The ongoing hullabaloo over the timing of Mitt Romney's exit from Bain has become a bit absurd. The Romney camp and Bain insist that Romney fully retired in February 1999 from the private equity firm he founded and owned—even though in the past he and Bain have described his departure as a part-time leave—and evidence has emerged (including Securities and Exchange documents I first reported) showing that Romney was involved to some extent in Bain as late as 2002, while he continued to maintain his ownership of the firm and its various entities. Romney has been working hard to avoid being held responsible for any post-February 1999 Bain deals that might have resulted in bankruptcies or outsourcing. But there is another reason for the Romney crew to worry about this controversy: Romney may have made a false statement on a federal financial disclosure form, and doing so is a felony punishable by up to one year of imprisonment and a $50,000 fine.
Like all presidential candidates, Romney has to submit a financial disclosure statement to the Office of Government Ethics. He filed his most recent one last month, and the disclosure contains a very clearly stated footnote:
Mr. Romney retired from Bain Capital on February 11, 1999 to head the Salt Lake [Olympics] Organizing Committee. Since February 11, 1999, Mr. Romney has not had any active role with any Bain Capital entity and has not been involved in the operations of any Bain Capital entity in any way.
There's no ambiguity there: not involved in Bain operations in any way. But that's not true.

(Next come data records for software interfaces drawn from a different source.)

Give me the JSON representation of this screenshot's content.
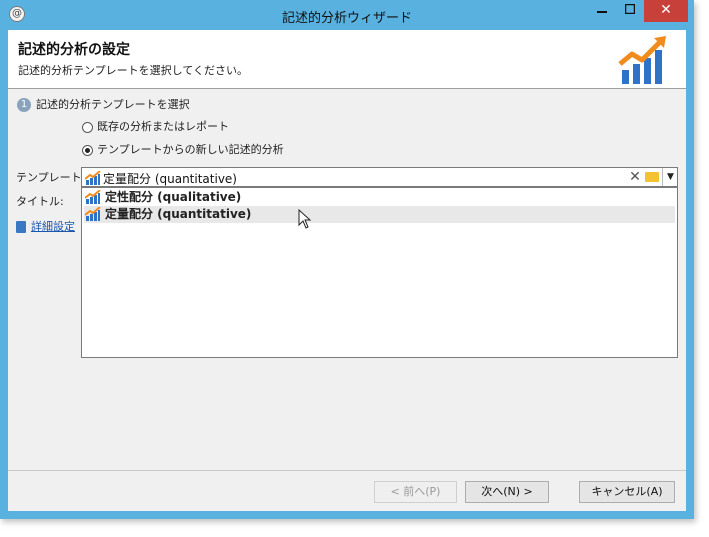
{
  "window": {
    "title": "記述的分析ウィザード",
    "app_icon": "@"
  },
  "header": {
    "title": "記述的分析の設定",
    "subtitle": "記述的分析テンプレートを選択してください。"
  },
  "step": {
    "number": "1",
    "label": "記述的分析テンプレートを選択"
  },
  "options": {
    "existing": "既存の分析またはレポート",
    "new_from_template": "テンプレートからの新しい記述的分析",
    "selected": "new_from_template"
  },
  "form": {
    "template_label": "テンプレート:",
    "template_value": "定量配分 (quantitative)",
    "title_label": "タイトル:",
    "advanced_link": "詳細設定"
  },
  "dropdown": {
    "items": [
      "定性配分 (qualitative)",
      "定量配分 (quantitative)"
    ],
    "hover_index": 1
  },
  "buttons": {
    "prev": "< 前へ(P)",
    "next": "次へ(N) >",
    "cancel": "キャンセル(A)"
  },
  "colors": {
    "frame": "#58b1df",
    "close": "#c7413a",
    "chart_orange": "#f08c1e",
    "chart_blue": "#2f73c9"
  },
  "icons": [
    "app-icon",
    "minimize-icon",
    "maximize-icon",
    "close-icon",
    "analysis-chart-icon",
    "clear-icon",
    "folder-icon",
    "dropdown-arrow-icon",
    "advanced-settings-icon",
    "mouse-cursor-icon"
  ]
}
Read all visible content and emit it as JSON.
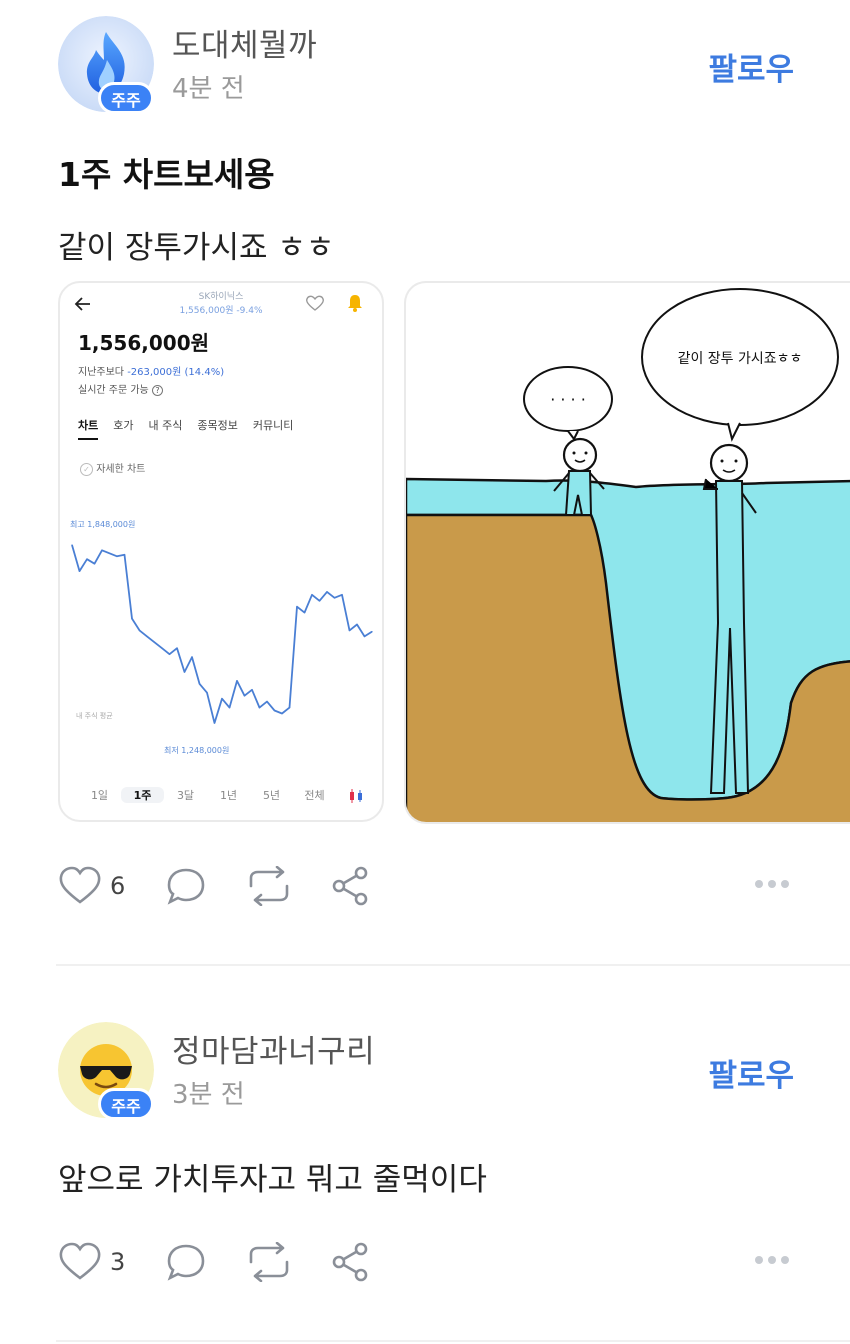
{
  "posts": [
    {
      "username": "도대체뭘까",
      "time": "4분 전",
      "badge": "주주",
      "follow_label": "팔로우",
      "title": "1주 차트보세용",
      "body": "같이 장투가시죠 ㅎㅎ",
      "likes": "6",
      "avatar_icon": "blue-flame-icon"
    },
    {
      "username": "정마담과너구리",
      "time": "3분 전",
      "badge": "주주",
      "follow_label": "팔로우",
      "body": "앞으로 가치투자고 뭐고 줄먹이다",
      "likes": "3",
      "avatar_icon": "sunglasses-emoji-icon"
    }
  ],
  "stock_card": {
    "name": "SK하이닉스",
    "sub": "1,556,000원 -9.4%",
    "price": "1,556,000원",
    "change_label": "지난주보다",
    "change_value": "-263,000원 (14.4%)",
    "realtime": "실시간 주문 가능",
    "tabs": [
      "차트",
      "호가",
      "내 주식",
      "종목정보",
      "커뮤니티"
    ],
    "detail_chart": "자세한 차트",
    "high_label": "최고 1,848,000원",
    "low_label": "최저 1,248,000원",
    "avg_label": "내 주식 평균",
    "periods": [
      "1일",
      "1주",
      "3달",
      "1년",
      "5년",
      "전체"
    ],
    "active_period": "1주",
    "line_color": "#4a7fd4"
  },
  "chart_data": {
    "type": "line",
    "title": "",
    "xlabel": "",
    "ylabel": "",
    "ylim": [
      1248000,
      1848000
    ],
    "series": [
      {
        "values": [
          1848000,
          1760000,
          1800000,
          1785000,
          1830000,
          1820000,
          1810000,
          1815000,
          1600000,
          1560000,
          1540000,
          1520000,
          1500000,
          1480000,
          1500000,
          1420000,
          1470000,
          1380000,
          1350000,
          1248000,
          1330000,
          1300000,
          1390000,
          1340000,
          1360000,
          1300000,
          1320000,
          1290000,
          1280000,
          1300000,
          1640000,
          1620000,
          1680000,
          1660000,
          1690000,
          1670000,
          1680000,
          1560000,
          1580000,
          1540000,
          1556000
        ]
      }
    ]
  },
  "meme_card": {
    "small_bubble": "· · · ·",
    "big_bubble": "같이 장투 가시죠ㅎㅎ"
  }
}
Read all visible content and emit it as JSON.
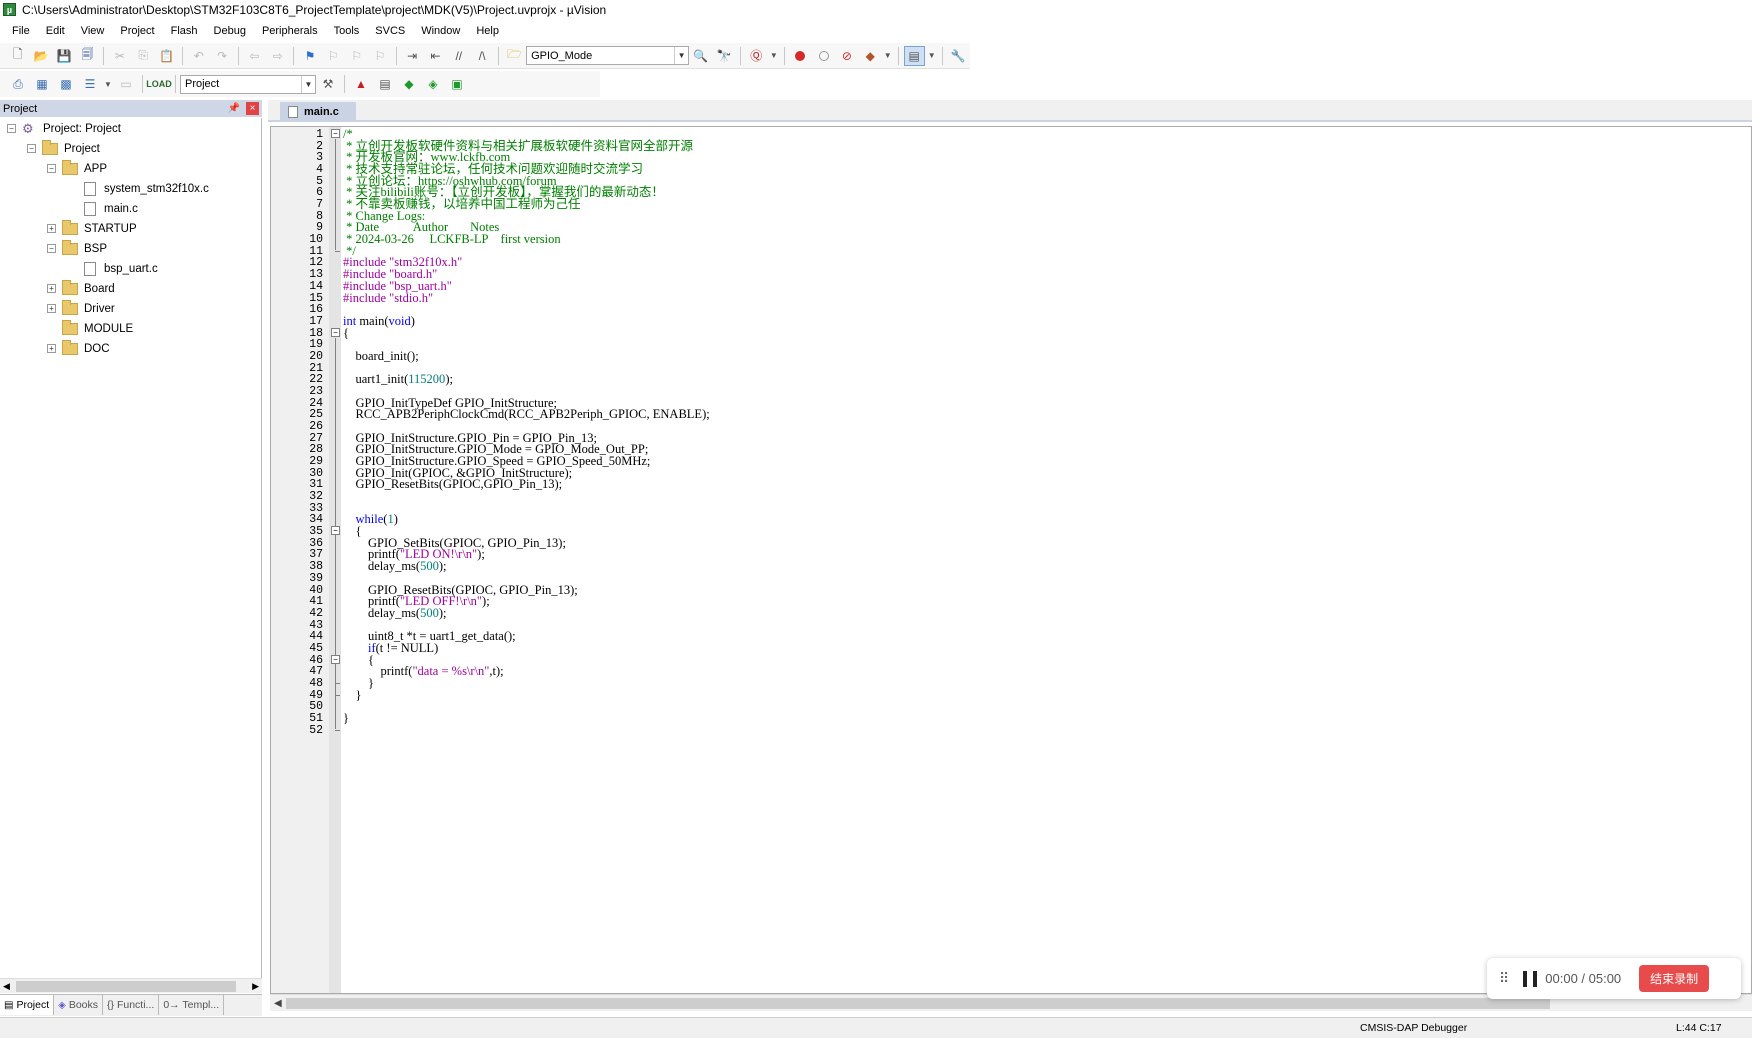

As I reported, in November 1999, Romney signed a SEC filing that noted he was the "sole shareholder, Chairman, Chief Executive Officer and President" of several Bain entities that had acquired 22 percent of medical-waste firm Stericycle. The form also stated that Romney shared "voting and dispositive power with respect to" 2,116,588 shares of common stock in Stericycle "in his capacity as sole shareholder" of the Bain entities that were part of this $75 million investment.